▶ The records:
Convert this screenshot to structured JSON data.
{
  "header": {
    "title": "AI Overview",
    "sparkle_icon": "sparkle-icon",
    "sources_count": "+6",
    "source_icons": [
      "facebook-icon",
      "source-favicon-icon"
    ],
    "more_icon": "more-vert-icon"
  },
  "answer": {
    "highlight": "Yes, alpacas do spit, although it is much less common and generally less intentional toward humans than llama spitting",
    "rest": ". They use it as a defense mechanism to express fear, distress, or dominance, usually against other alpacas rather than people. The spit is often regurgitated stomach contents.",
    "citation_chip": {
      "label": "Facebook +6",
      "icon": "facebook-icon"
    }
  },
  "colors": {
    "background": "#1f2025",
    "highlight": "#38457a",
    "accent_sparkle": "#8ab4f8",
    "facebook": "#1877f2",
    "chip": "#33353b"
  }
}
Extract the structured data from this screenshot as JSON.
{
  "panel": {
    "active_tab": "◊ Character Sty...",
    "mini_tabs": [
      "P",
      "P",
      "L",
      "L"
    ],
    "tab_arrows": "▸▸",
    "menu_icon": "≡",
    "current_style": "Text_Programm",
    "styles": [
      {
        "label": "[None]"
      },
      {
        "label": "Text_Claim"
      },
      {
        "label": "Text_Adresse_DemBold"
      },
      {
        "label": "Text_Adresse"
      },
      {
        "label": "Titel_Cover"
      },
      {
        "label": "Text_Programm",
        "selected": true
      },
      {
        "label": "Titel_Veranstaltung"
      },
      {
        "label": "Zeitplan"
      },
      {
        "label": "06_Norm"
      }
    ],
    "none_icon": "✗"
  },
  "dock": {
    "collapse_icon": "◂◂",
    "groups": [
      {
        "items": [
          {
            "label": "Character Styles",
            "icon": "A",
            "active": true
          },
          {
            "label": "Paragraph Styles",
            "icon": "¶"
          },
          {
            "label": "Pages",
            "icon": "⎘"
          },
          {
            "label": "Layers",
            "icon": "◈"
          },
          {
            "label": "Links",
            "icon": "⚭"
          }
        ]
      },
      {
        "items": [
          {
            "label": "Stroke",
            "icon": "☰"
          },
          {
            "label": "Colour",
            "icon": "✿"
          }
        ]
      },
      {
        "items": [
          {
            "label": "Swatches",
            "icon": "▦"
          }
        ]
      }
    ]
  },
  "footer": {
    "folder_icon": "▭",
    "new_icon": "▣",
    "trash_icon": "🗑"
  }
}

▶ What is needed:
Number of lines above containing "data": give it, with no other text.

▶ Exercise response:
2